Through the first three months of this year, 254,437 foreigners entered Cambodia, putting the country on pace to reach its long-standing goal of 1 million visitors in single year.
“Our country has not been affected by SARS or bird flu, either,” Nuth Nindeoun, secretary of state at the Ministry of Tourism, said Wednesday. “I believe we will definitely reach
1 million visitors in 2004, if there is no external problem.”
The tourism industry has enjoyed steady growth since 1994 when 176,617 visitors arrived in a single year, and reached its peak when 786,524 people visited the country in 2002.
Optimistic, tourism officials then declared 2003 “Visit Cambodia Year” and predicted at least 1 million visitors.
But the triple whammy of SARS, the US-led war in Iraq and the anti-Thai riots all contributed to turning 2003 into a disappointment. The country welcomed fewer tourists last year than every other year since 1997, when factional fighting deterred visitors.
The tourist influx in the first four months of 2004 has increased revenues at Angkor Wat, according to statistics from the Apsara Authority.
About 150,000 tourists have traveled through the ancient temple complex so far this year, almost half as many as the 321,557 tourists who bought tickets to Angkor Wat in all of 2003. Apsara has already collected more than $4.3 million, just less than half of the nearly $9.5 million it collected in all of last year.

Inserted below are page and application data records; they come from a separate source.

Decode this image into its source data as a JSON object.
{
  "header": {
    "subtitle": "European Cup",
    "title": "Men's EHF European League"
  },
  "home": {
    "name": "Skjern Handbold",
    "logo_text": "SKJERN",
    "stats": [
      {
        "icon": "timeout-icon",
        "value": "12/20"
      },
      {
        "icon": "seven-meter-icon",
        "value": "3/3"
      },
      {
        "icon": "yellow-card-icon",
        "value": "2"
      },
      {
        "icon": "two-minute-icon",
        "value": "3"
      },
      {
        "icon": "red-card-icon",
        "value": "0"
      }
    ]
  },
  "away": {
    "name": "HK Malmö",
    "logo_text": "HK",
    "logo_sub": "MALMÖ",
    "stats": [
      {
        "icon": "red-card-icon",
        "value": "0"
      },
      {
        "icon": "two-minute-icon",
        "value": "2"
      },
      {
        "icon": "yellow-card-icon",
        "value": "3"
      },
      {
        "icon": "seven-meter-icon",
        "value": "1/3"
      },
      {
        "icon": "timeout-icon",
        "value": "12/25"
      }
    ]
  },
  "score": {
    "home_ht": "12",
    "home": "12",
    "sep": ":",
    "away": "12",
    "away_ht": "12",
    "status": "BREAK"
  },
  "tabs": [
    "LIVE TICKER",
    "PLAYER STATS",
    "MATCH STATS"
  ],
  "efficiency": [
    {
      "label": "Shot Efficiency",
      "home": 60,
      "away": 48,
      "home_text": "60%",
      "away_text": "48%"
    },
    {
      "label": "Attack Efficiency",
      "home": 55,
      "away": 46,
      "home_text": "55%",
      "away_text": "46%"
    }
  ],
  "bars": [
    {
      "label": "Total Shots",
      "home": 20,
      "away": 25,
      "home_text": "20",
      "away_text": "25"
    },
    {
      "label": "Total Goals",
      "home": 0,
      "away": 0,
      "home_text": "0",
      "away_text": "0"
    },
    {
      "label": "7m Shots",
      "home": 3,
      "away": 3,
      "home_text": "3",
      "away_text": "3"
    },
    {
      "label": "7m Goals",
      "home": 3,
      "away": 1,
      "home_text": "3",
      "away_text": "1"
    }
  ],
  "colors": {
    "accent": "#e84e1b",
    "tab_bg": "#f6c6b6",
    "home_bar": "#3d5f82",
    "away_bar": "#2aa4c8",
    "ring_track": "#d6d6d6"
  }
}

Most visitors in the first quarter came from Japan, Korea, the US, Britain and France.